Take the entries below and write them out exactly, with each picture removed.

[Saved data entries]
◇ ◇ ◇ ◇ ◇ ◇ ◇
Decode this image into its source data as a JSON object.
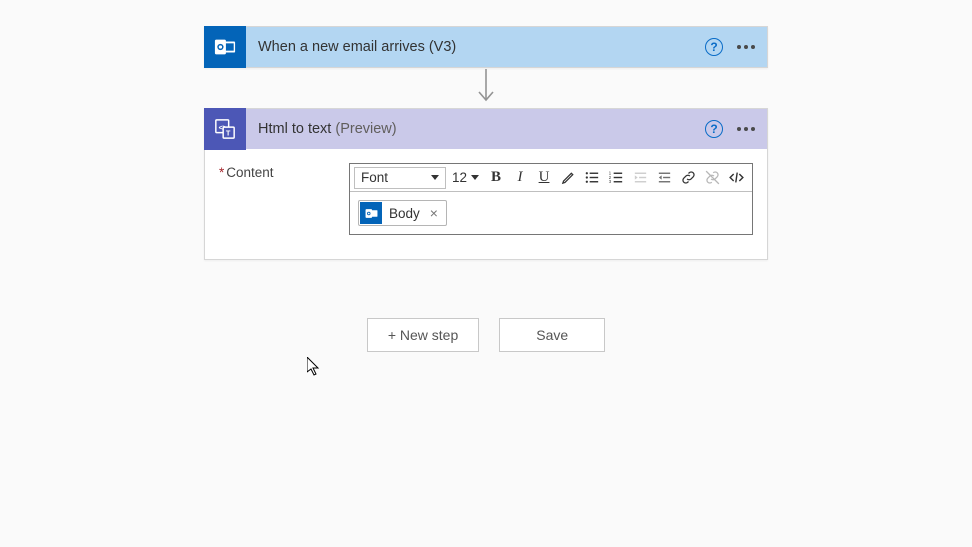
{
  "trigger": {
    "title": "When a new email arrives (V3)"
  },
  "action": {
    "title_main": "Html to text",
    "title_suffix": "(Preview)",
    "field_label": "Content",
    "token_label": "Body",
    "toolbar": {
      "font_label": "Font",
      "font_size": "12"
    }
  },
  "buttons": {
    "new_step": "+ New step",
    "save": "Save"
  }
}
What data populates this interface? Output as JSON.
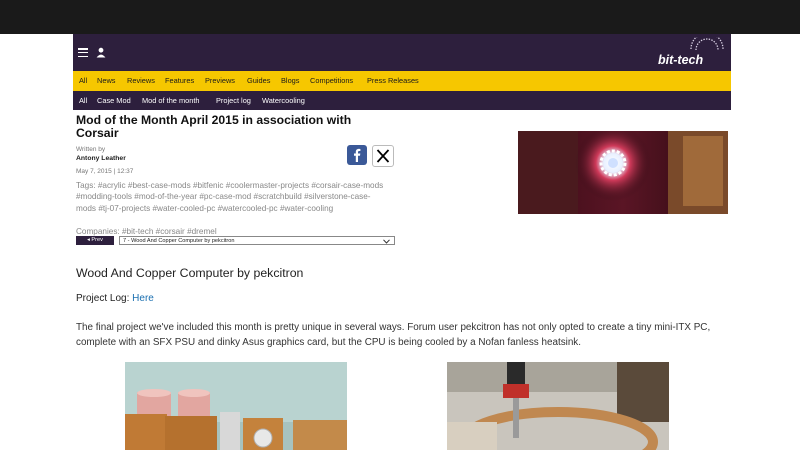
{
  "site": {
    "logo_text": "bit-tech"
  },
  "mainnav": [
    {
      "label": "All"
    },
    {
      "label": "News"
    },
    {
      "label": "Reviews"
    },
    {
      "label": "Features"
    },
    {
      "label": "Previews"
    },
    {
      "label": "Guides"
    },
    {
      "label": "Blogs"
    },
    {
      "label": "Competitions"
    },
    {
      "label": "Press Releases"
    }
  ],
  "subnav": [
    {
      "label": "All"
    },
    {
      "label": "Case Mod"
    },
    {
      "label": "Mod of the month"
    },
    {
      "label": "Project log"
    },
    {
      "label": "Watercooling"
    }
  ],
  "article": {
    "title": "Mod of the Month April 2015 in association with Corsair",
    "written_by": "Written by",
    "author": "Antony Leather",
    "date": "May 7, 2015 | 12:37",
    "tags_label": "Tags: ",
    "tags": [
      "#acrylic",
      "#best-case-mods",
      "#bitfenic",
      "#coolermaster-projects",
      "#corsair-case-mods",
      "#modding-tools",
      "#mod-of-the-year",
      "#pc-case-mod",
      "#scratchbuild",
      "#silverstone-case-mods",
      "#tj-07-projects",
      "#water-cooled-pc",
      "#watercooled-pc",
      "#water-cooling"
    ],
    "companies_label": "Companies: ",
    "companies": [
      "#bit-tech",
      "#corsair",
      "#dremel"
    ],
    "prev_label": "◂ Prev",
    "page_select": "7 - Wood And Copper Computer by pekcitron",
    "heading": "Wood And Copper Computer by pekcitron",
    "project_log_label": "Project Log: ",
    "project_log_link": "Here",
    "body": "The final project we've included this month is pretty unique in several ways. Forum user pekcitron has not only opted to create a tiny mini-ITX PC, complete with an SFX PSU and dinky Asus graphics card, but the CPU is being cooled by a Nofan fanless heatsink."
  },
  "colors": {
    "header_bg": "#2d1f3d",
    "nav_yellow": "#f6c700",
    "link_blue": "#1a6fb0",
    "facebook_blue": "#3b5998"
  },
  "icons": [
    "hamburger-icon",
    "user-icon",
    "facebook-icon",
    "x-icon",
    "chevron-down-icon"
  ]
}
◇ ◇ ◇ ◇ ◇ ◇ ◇
* _Answer area_
Decode this image into its source data as a JSON object.
{
  "trigger": {
    "title": "When a new email arrives (V3)"
  },
  "action": {
    "title_main": "Html to text",
    "title_suffix": "(Preview)",
    "field_label": "Content",
    "token_label": "Body",
    "toolbar": {
      "font_label": "Font",
      "font_size": "12"
    }
  },
  "buttons": {
    "new_step": "+ New step",
    "save": "Save"
  }
}
What data populates this interface? Output as JSON.
{
  "site": {
    "logo_text": "bit-tech"
  },
  "mainnav": [
    {
      "label": "All"
    },
    {
      "label": "News"
    },
    {
      "label": "Reviews"
    },
    {
      "label": "Features"
    },
    {
      "label": "Previews"
    },
    {
      "label": "Guides"
    },
    {
      "label": "Blogs"
    },
    {
      "label": "Competitions"
    },
    {
      "label": "Press Releases"
    }
  ],
  "subnav": [
    {
      "label": "All"
    },
    {
      "label": "Case Mod"
    },
    {
      "label": "Mod of the month"
    },
    {
      "label": "Project log"
    },
    {
      "label": "Watercooling"
    }
  ],
  "article": {
    "title": "Mod of the Month April 2015 in association with Corsair",
    "written_by": "Written by",
    "author": "Antony Leather",
    "date": "May 7, 2015 | 12:37",
    "tags_label": "Tags: ",
    "tags": [
      "#acrylic",
      "#best-case-mods",
      "#bitfenic",
      "#coolermaster-projects",
      "#corsair-case-mods",
      "#modding-tools",
      "#mod-of-the-year",
      "#pc-case-mod",
      "#scratchbuild",
      "#silverstone-case-mods",
      "#tj-07-projects",
      "#water-cooled-pc",
      "#watercooled-pc",
      "#water-cooling"
    ],
    "companies_label": "Companies: ",
    "companies": [
      "#bit-tech",
      "#corsair",
      "#dremel"
    ],
    "prev_label": "◂ Prev",
    "page_select": "7 - Wood And Copper Computer by pekcitron",
    "heading": "Wood And Copper Computer by pekcitron",
    "project_log_label": "Project Log: ",
    "project_log_link": "Here",
    "body": "The final project we've included this month is pretty unique in several ways. Forum user pekcitron has not only opted to create a tiny mini-ITX PC, complete with an SFX PSU and dinky Asus graphics card, but the CPU is being cooled by a Nofan fanless heatsink."
  },
  "colors": {
    "header_bg": "#2d1f3d",
    "nav_yellow": "#f6c700",
    "link_blue": "#1a6fb0",
    "facebook_blue": "#3b5998"
  },
  "icons": [
    "hamburger-icon",
    "user-icon",
    "facebook-icon",
    "x-icon",
    "chevron-down-icon"
  ]
}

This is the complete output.